Read through the listing below and return only the lines containing "spring".
━━━━━ Information ━━━━━
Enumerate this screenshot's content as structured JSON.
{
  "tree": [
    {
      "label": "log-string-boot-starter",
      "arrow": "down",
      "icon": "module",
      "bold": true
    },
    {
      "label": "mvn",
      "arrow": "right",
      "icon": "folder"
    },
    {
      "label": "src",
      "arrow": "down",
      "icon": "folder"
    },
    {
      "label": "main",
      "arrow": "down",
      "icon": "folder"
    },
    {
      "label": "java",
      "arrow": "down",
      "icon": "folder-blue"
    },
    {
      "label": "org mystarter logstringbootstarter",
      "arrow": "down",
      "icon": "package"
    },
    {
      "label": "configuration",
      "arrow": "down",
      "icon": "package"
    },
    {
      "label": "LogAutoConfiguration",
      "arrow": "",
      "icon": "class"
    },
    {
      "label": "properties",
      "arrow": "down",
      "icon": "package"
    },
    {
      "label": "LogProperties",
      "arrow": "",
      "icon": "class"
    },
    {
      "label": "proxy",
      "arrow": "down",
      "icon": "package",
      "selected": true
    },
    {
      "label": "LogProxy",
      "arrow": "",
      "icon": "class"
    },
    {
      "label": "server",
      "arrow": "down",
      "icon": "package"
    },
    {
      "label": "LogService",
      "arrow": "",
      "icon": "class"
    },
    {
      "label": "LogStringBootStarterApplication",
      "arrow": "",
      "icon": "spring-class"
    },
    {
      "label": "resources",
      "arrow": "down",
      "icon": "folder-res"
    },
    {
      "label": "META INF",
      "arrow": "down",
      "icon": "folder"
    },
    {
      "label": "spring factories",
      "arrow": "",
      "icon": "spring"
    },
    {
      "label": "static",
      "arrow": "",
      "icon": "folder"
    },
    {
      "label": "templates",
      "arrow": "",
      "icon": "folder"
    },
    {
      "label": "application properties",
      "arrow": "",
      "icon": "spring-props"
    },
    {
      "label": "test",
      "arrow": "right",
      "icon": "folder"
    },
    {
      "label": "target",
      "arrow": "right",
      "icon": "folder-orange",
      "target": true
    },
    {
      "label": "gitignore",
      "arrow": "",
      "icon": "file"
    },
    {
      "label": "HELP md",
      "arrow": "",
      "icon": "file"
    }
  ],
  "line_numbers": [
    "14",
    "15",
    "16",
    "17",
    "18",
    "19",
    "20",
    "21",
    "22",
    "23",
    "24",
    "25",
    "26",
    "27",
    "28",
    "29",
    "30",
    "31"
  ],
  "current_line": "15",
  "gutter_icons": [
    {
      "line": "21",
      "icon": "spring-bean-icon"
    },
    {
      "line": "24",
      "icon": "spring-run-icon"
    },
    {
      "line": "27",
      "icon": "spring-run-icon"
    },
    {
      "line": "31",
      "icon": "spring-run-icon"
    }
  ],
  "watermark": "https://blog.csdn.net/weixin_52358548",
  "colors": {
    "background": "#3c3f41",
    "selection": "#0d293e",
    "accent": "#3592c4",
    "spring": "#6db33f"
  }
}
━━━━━
> _Solved exercise_:
      "icon": "spring-class"
      "label": "spring factories",
      "icon": "spring"
      "icon": "spring-props"
      "icon": "spring-bean-icon"
      "icon": "spring-run-icon"
      "icon": "spring-run-icon"
      "icon": "spring-run-icon"
    "spring": "#6db33f"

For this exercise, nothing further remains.